Looking back, I even had mentors in my school - Mount Temple. As well as tutors, who did genuinely cared, I had a teacher who saw my potential, and knew our house was always busy and that I found it hard to study at home, and he let me study in his house nearby when he wasn’t there. I did a good leaving cert and was the first in the family to go on to do a degree. Thank you Podge.
In one of my first “proper” jobs, in a bank, I had a mentor who really did go out of his way to offer guidance, support, and champion me. I don’t know why he did it, but he did, and thanks to him, I learned a lot, got a promotion, completed my MBA at a very young age (I was only 24 when I finished in 2002), and as a result was afforded many future opportunities. Thank you Joe.
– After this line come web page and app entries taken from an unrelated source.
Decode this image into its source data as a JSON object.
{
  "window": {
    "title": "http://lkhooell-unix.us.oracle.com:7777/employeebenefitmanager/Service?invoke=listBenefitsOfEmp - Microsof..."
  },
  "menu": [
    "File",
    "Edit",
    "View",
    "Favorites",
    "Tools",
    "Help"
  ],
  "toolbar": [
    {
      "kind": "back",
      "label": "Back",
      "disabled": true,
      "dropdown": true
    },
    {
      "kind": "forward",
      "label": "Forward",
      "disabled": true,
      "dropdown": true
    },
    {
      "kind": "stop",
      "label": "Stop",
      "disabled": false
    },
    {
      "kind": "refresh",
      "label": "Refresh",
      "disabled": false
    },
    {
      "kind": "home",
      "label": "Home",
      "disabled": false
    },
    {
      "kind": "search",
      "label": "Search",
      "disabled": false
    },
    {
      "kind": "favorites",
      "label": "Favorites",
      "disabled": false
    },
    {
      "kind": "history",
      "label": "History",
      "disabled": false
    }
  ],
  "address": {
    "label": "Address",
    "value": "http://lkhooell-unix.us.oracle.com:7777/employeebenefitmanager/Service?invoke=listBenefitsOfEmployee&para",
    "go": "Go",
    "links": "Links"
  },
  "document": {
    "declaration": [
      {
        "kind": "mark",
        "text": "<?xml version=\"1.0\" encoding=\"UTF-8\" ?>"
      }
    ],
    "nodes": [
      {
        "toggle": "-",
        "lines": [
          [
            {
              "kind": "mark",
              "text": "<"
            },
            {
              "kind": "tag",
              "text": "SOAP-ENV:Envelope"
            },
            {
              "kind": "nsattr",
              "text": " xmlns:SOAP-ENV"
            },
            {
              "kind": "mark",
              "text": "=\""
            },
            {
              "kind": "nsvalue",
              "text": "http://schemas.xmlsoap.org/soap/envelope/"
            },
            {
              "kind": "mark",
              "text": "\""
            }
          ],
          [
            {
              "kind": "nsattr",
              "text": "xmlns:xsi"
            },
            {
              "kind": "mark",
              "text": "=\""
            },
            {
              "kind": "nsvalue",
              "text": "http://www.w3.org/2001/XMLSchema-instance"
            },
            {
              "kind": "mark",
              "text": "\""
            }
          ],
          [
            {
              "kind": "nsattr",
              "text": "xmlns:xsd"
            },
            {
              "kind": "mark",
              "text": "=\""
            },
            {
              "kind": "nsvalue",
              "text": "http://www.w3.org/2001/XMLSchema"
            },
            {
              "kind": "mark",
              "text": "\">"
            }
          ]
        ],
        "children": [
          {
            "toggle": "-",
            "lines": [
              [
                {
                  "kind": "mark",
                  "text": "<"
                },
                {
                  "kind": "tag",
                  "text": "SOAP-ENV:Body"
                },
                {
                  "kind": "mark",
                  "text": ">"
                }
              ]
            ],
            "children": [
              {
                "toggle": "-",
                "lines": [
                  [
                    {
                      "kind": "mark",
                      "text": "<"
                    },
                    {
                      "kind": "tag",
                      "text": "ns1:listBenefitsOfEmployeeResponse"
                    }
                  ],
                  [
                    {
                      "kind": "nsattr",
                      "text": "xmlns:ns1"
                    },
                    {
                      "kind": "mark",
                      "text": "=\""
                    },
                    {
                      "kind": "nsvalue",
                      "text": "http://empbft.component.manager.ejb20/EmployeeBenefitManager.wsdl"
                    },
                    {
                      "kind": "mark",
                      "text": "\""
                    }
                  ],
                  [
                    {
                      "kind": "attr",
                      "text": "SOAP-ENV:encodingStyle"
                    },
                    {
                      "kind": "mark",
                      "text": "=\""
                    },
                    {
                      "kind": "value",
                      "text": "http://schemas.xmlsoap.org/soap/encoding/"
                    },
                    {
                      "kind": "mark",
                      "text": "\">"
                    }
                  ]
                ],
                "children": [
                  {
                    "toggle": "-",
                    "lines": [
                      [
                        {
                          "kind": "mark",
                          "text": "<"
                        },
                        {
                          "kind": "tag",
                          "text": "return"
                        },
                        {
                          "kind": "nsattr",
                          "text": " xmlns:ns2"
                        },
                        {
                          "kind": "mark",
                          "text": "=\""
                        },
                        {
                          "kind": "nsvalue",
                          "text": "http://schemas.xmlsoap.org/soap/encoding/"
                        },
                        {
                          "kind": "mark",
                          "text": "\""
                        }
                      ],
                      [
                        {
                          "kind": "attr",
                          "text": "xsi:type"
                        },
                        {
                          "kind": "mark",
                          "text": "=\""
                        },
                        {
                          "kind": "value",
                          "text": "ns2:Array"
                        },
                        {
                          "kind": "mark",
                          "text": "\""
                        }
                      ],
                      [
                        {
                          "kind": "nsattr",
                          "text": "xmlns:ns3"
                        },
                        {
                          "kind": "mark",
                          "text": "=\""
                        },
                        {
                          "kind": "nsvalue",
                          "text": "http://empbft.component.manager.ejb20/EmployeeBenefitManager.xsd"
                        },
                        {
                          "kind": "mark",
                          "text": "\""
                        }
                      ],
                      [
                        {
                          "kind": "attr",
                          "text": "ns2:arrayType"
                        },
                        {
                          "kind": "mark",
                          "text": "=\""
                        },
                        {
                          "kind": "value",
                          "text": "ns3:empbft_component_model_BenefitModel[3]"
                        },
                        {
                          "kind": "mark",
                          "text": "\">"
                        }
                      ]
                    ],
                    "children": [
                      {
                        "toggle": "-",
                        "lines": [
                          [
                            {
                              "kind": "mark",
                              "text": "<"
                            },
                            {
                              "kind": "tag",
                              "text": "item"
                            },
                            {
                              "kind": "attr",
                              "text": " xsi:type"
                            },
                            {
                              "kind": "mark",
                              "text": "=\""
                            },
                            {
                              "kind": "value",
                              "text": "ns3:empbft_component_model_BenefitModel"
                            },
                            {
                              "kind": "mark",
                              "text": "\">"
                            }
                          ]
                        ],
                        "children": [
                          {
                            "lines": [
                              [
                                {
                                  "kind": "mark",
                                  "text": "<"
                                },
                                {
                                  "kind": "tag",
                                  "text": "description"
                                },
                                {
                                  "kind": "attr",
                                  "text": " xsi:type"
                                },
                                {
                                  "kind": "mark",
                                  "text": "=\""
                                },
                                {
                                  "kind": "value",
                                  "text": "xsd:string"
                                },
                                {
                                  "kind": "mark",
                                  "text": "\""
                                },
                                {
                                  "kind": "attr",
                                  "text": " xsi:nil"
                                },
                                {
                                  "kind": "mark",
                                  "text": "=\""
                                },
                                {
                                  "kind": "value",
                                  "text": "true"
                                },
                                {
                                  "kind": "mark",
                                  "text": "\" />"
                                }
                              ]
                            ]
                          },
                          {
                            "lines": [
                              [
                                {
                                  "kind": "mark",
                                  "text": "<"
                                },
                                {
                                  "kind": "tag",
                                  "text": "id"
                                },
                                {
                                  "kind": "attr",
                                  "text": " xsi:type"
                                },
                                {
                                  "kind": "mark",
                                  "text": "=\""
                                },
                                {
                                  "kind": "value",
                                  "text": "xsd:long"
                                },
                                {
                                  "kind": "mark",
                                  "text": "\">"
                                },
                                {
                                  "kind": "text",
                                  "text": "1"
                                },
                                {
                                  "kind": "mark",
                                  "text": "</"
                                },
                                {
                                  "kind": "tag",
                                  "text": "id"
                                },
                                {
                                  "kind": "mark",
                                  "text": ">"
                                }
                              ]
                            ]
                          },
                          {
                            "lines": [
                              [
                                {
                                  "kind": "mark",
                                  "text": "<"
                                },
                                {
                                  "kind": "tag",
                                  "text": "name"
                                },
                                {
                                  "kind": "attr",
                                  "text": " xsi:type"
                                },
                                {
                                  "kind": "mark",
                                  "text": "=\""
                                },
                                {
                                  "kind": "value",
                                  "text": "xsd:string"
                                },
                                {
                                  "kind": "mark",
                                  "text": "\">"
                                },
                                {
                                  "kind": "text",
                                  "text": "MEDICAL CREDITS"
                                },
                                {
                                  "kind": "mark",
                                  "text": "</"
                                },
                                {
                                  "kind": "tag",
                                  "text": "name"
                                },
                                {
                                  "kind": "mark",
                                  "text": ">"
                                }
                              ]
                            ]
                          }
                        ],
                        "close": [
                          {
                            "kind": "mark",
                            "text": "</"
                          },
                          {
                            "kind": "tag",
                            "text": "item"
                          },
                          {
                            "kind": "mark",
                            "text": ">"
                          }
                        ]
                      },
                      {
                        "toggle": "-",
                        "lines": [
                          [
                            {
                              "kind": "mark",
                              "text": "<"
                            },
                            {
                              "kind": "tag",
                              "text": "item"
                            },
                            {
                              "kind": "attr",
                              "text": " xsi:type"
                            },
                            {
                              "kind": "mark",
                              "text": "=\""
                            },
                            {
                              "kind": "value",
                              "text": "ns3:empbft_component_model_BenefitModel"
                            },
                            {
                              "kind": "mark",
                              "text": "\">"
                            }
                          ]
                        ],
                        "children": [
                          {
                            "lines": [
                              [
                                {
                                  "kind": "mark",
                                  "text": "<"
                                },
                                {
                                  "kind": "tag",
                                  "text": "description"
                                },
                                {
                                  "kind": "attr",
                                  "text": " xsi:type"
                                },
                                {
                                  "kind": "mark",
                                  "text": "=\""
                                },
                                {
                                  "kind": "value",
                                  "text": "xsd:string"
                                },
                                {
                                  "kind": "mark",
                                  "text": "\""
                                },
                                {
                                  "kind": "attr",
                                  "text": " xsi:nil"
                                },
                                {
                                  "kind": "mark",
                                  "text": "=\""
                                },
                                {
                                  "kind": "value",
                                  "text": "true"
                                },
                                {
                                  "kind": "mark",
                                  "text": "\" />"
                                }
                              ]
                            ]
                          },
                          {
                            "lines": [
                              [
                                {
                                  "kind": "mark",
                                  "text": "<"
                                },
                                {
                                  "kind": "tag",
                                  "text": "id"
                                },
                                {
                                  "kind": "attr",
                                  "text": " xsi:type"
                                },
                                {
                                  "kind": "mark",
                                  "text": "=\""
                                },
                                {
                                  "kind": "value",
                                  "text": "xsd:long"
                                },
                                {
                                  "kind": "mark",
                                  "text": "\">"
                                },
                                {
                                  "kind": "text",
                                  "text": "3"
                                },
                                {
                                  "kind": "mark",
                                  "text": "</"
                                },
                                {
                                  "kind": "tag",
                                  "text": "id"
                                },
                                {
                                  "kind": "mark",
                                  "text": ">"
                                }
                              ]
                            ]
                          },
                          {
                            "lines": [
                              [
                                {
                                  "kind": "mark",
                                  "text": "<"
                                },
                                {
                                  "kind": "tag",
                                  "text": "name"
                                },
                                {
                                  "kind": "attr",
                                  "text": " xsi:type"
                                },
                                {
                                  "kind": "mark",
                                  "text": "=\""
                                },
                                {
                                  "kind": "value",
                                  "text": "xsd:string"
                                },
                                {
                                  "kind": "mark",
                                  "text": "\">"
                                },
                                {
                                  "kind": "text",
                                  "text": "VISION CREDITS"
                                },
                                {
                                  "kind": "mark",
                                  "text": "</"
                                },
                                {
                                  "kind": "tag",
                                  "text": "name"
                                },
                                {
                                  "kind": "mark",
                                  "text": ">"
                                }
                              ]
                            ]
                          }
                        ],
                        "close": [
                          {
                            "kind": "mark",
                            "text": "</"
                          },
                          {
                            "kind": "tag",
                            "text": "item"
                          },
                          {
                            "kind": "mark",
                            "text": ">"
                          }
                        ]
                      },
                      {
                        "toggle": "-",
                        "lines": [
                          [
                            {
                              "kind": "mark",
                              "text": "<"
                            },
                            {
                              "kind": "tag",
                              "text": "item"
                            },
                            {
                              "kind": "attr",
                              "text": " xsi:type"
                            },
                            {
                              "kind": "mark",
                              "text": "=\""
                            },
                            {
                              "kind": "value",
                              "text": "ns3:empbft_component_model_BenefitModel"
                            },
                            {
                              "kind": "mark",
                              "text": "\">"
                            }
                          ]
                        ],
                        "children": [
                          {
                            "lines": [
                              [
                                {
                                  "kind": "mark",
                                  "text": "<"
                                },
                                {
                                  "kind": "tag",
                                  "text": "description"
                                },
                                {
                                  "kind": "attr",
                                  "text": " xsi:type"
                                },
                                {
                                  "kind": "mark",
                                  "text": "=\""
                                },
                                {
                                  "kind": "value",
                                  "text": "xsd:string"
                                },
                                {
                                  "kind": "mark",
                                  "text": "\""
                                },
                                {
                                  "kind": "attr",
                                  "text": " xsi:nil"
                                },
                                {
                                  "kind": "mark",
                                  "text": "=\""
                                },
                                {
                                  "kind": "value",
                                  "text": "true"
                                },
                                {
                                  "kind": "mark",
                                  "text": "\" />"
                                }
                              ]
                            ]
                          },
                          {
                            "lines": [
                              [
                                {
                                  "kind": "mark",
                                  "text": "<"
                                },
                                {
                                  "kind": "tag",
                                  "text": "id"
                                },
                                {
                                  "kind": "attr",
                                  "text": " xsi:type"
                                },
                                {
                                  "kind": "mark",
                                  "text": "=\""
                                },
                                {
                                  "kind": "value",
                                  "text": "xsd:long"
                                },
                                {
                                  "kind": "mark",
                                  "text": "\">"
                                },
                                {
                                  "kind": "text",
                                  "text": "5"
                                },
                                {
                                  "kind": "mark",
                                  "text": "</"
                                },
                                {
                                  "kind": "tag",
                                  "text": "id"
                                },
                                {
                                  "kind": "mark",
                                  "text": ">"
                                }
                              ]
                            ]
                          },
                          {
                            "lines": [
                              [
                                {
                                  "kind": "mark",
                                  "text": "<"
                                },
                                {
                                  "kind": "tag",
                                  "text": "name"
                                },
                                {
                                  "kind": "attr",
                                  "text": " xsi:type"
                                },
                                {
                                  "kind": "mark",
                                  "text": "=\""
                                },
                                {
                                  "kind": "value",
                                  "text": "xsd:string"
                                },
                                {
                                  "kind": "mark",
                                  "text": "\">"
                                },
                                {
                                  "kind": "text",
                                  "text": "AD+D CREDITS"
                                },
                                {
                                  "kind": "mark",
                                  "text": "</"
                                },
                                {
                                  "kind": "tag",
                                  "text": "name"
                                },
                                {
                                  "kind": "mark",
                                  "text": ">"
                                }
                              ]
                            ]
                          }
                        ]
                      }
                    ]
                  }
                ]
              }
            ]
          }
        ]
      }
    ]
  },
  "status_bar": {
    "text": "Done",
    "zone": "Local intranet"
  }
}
Throughout my career, I have had numerous work-friendships, and professional-networked relationships that before they blossomed to friendships, provided me with many a wonderfully experienced informal mentor and ear along the way. These informal mentors (Kyla, Charley, and Celine F to name a few) helped me develop, progress, build confidence and grow. They helped shape my decisions, perhaps without even knowing. I salute you all.
A few years ago I asked Colin Culliton, to consider mentoring me over a few short lunchtime mentoring sessions. That was at least 2.5 maybe 3 years ago now and he still provides regular insight, advice and wisdom. I have been lucky to be able to complement this with regular coaching from Aine Maguire at Persuasion, and many super colleagues and bosses (Joyce and Michael in particular). I am so grateful for all of these inputs.
Mentoring is a crucial part of development, that is why it is offered by college institutions, collectives, in large corporate organisations and by various networks. It is why we have offered mentoring to lunchtime circle attendees for the past 2 years- focusing on charities and social enterprises.
It is valuable where the fit is right, when you have a seasoned mentor, who knows how to hold you to account, and help you focus and who may have had mentoring training or wonderful mentors themselves. It is why people pay good money to help with their development. It doesn’t always work though - I remembering providing mentoring about 20 years ago, when I simply didn’t know how to mentor. And honestly felt I was out of my depth.
I have learned a lot since. When this happens, or the fit isn’t right, cut your losses, and bow out quickly. There are too many potentially amazing mentors out there to waste your time listening to someone who should be listening to you and challenging you with great questions. According to this great article by Harvard Business Review, 75% of professionals want a mentor, whilst only 37% have one. As Tim Curry said, “don’t (just) dream it, be it”.
What do you think about Mentoring?
Do you have a mentor?
Would you like one?
Have a baby Yoda, everyone must. In our humble opinion!